* [Exercise goal]: Each entry below should be reproduced character for character.

* [Records supplied]:
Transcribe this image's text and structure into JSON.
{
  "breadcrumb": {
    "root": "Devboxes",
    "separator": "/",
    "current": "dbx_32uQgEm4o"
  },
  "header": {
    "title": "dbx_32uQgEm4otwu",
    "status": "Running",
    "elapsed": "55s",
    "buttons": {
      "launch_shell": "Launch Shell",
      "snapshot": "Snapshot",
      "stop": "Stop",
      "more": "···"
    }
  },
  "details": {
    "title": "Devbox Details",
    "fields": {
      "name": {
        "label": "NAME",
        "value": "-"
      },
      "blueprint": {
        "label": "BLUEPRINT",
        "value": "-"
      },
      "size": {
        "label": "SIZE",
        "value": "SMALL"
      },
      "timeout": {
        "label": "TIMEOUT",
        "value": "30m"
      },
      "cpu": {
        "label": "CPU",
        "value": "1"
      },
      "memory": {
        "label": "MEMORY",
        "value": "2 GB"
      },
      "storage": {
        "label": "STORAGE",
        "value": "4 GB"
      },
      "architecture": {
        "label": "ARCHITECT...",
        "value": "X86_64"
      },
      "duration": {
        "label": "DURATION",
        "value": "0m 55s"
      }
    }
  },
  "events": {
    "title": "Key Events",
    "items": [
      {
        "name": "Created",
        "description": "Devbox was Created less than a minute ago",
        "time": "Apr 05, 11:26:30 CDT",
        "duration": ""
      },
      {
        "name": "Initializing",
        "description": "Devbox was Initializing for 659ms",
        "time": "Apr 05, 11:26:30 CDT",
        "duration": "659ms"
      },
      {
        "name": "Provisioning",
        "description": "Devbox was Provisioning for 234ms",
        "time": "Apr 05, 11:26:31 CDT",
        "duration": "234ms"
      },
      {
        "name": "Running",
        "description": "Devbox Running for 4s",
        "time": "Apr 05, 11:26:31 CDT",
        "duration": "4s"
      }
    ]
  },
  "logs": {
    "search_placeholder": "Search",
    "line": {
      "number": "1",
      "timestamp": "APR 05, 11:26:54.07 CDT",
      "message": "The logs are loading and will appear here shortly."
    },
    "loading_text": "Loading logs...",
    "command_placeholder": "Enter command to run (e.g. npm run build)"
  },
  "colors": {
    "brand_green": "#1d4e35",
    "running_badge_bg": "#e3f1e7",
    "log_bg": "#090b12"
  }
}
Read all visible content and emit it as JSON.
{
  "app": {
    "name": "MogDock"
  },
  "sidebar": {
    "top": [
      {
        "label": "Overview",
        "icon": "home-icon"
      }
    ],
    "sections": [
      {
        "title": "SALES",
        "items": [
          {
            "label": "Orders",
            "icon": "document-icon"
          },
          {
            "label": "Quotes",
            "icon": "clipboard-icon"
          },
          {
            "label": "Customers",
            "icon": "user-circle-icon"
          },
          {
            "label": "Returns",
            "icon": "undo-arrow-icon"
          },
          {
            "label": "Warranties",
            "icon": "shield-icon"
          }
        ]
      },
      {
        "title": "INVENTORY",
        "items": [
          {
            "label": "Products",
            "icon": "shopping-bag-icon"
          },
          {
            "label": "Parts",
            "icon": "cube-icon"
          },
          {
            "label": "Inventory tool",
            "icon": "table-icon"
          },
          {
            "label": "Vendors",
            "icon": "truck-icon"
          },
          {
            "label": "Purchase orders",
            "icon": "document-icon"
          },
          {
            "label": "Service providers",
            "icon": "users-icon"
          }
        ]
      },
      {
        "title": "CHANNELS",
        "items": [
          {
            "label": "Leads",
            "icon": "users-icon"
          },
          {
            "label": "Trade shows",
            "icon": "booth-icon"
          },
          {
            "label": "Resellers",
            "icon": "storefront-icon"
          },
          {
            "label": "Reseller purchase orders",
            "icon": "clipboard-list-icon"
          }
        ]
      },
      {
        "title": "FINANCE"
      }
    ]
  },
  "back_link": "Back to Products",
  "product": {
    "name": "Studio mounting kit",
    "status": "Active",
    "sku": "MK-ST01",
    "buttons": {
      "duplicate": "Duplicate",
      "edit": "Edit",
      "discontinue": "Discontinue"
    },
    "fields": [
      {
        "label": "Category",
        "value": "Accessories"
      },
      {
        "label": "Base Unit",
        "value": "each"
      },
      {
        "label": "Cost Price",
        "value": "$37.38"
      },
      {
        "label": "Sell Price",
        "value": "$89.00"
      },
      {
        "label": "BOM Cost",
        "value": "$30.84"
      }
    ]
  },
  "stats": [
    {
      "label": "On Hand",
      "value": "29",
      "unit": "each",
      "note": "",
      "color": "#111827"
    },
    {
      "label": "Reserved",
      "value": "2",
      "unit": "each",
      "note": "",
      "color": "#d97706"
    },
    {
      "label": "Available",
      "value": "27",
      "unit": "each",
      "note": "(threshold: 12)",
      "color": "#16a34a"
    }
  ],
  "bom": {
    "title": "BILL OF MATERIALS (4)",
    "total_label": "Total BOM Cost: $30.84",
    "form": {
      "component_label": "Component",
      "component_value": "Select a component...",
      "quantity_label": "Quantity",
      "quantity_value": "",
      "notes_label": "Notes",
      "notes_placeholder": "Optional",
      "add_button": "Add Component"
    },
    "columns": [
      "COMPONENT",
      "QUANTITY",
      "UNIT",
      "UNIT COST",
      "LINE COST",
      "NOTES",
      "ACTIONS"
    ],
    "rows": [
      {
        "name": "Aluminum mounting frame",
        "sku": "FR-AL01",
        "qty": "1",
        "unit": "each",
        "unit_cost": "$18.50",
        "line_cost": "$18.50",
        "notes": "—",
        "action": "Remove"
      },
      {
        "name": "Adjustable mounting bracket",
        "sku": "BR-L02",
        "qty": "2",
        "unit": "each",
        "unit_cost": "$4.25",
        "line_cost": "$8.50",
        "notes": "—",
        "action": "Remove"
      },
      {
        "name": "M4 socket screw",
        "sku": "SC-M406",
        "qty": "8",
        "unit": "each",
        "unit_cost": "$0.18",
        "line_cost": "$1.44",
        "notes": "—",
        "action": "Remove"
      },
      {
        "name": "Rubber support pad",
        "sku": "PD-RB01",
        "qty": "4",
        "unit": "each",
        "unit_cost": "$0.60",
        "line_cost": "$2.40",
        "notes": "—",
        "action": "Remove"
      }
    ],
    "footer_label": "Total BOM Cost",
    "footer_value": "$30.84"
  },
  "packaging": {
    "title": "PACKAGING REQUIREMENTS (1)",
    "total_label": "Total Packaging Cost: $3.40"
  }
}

* [Solution for this task]:
Transcribe this image's text and structure into JSON.
{
  "breadcrumb": {
    "root": "Devboxes",
    "separator": "/",
    "current": "dbx_32uQgEm4o"
  },
  "header": {
    "title": "dbx_32uQgEm4otwu",
    "status": "Running",
    "elapsed": "55s",
    "buttons": {
      "launch_shell": "Launch Shell",
      "snapshot": "Snapshot",
      "stop": "Stop",
      "more": "···"
    }
  },
  "details": {
    "title": "Devbox Details",
    "fields": {
      "name": {
        "label": "NAME",
        "value": "-"
      },
      "blueprint": {
        "label": "BLUEPRINT",
        "value": "-"
      },
      "size": {
        "label": "SIZE",
        "value": "SMALL"
      },
      "timeout": {
        "label": "TIMEOUT",
        "value": "30m"
      },
      "cpu": {
        "label": "CPU",
        "value": "1"
      },
      "memory": {
        "label": "MEMORY",
        "value": "2 GB"
      },
      "storage": {
        "label": "STORAGE",
        "value": "4 GB"
      },
      "architecture": {
        "label": "ARCHITECT...",
        "value": "X86_64"
      },
      "duration": {
        "label": "DURATION",
        "value": "0m 55s"
      }
    }
  },
  "events": {
    "title": "Key Events",
    "items": [
      {
        "name": "Created",
        "description": "Devbox was Created less than a minute ago",
        "time": "Apr 05, 11:26:30 CDT",
        "duration": ""
      },
      {
        "name": "Initializing",
        "description": "Devbox was Initializing for 659ms",
        "time": "Apr 05, 11:26:30 CDT",
        "duration": "659ms"
      },
      {
        "name": "Provisioning",
        "description": "Devbox was Provisioning for 234ms",
        "time": "Apr 05, 11:26:31 CDT",
        "duration": "234ms"
      },
      {
        "name": "Running",
        "description": "Devbox Running for 4s",
        "time": "Apr 05, 11:26:31 CDT",
        "duration": "4s"
      }
    ]
  },
  "logs": {
    "search_placeholder": "Search",
    "line": {
      "number": "1",
      "timestamp": "APR 05, 11:26:54.07 CDT",
      "message": "The logs are loading and will appear here shortly."
    },
    "loading_text": "Loading logs...",
    "command_placeholder": "Enter command to run (e.g. npm run build)"
  },
  "colors": {
    "brand_green": "#1d4e35",
    "running_badge_bg": "#e3f1e7",
    "log_bg": "#090b12"
  }
}
Read all visible content and emit it as JSON.
{
  "app": {
    "name": "MogDock"
  },
  "sidebar": {
    "top": [
      {
        "label": "Overview",
        "icon": "home-icon"
      }
    ],
    "sections": [
      {
        "title": "SALES",
        "items": [
          {
            "label": "Orders",
            "icon": "document-icon"
          },
          {
            "label": "Quotes",
            "icon": "clipboard-icon"
          },
          {
            "label": "Customers",
            "icon": "user-circle-icon"
          },
          {
            "label": "Returns",
            "icon": "undo-arrow-icon"
          },
          {
            "label": "Warranties",
            "icon": "shield-icon"
          }
        ]
      },
      {
        "title": "INVENTORY",
        "items": [
          {
            "label": "Products",
            "icon": "shopping-bag-icon"
          },
          {
            "label": "Parts",
            "icon": "cube-icon"
          },
          {
            "label": "Inventory tool",
            "icon": "table-icon"
          },
          {
            "label": "Vendors",
            "icon": "truck-icon"
          },
          {
            "label": "Purchase orders",
            "icon": "document-icon"
          },
          {
            "label": "Service providers",
            "icon": "users-icon"
          }
        ]
      },
      {
        "title": "CHANNELS",
        "items": [
          {
            "label": "Leads",
            "icon": "users-icon"
          },
          {
            "label": "Trade shows",
            "icon": "booth-icon"
          },
          {
            "label": "Resellers",
            "icon": "storefront-icon"
          },
          {
            "label": "Reseller purchase orders",
            "icon": "clipboard-list-icon"
          }
        ]
      },
      {
        "title": "FINANCE"
      }
    ]
  },
  "back_link": "Back to Products",
  "product": {
    "name": "Studio mounting kit",
    "status": "Active",
    "sku": "MK-ST01",
    "buttons": {
      "duplicate": "Duplicate",
      "edit": "Edit",
      "discontinue": "Discontinue"
    },
    "fields": [
      {
        "label": "Category",
        "value": "Accessories"
      },
      {
        "label": "Base Unit",
        "value": "each"
      },
      {
        "label": "Cost Price",
        "value": "$37.38"
      },
      {
        "label": "Sell Price",
        "value": "$89.00"
      },
      {
        "label": "BOM Cost",
        "value": "$30.84"
      }
    ]
  },
  "stats": [
    {
      "label": "On Hand",
      "value": "29",
      "unit": "each",
      "note": "",
      "color": "#111827"
    },
    {
      "label": "Reserved",
      "value": "2",
      "unit": "each",
      "note": "",
      "color": "#d97706"
    },
    {
      "label": "Available",
      "value": "27",
      "unit": "each",
      "note": "(threshold: 12)",
      "color": "#16a34a"
    }
  ],
  "bom": {
    "title": "BILL OF MATERIALS (4)",
    "total_label": "Total BOM Cost: $30.84",
    "form": {
      "component_label": "Component",
      "component_value": "Select a component...",
      "quantity_label": "Quantity",
      "quantity_value": "",
      "notes_label": "Notes",
      "notes_placeholder": "Optional",
      "add_button": "Add Component"
    },
    "columns": [
      "COMPONENT",
      "QUANTITY",
      "UNIT",
      "UNIT COST",
      "LINE COST",
      "NOTES",
      "ACTIONS"
    ],
    "rows": [
      {
        "name": "Aluminum mounting frame",
        "sku": "FR-AL01",
        "qty": "1",
        "unit": "each",
        "unit_cost": "$18.50",
        "line_cost": "$18.50",
        "notes": "—",
        "action": "Remove"
      },
      {
        "name": "Adjustable mounting bracket",
        "sku": "BR-L02",
        "qty": "2",
        "unit": "each",
        "unit_cost": "$4.25",
        "line_cost": "$8.50",
        "notes": "—",
        "action": "Remove"
      },
      {
        "name": "M4 socket screw",
        "sku": "SC-M406",
        "qty": "8",
        "unit": "each",
        "unit_cost": "$0.18",
        "line_cost": "$1.44",
        "notes": "—",
        "action": "Remove"
      },
      {
        "name": "Rubber support pad",
        "sku": "PD-RB01",
        "qty": "4",
        "unit": "each",
        "unit_cost": "$0.60",
        "line_cost": "$2.40",
        "notes": "—",
        "action": "Remove"
      }
    ],
    "footer_label": "Total BOM Cost",
    "footer_value": "$30.84"
  },
  "packaging": {
    "title": "PACKAGING REQUIREMENTS (1)",
    "total_label": "Total Packaging Cost: $3.40"
  }
}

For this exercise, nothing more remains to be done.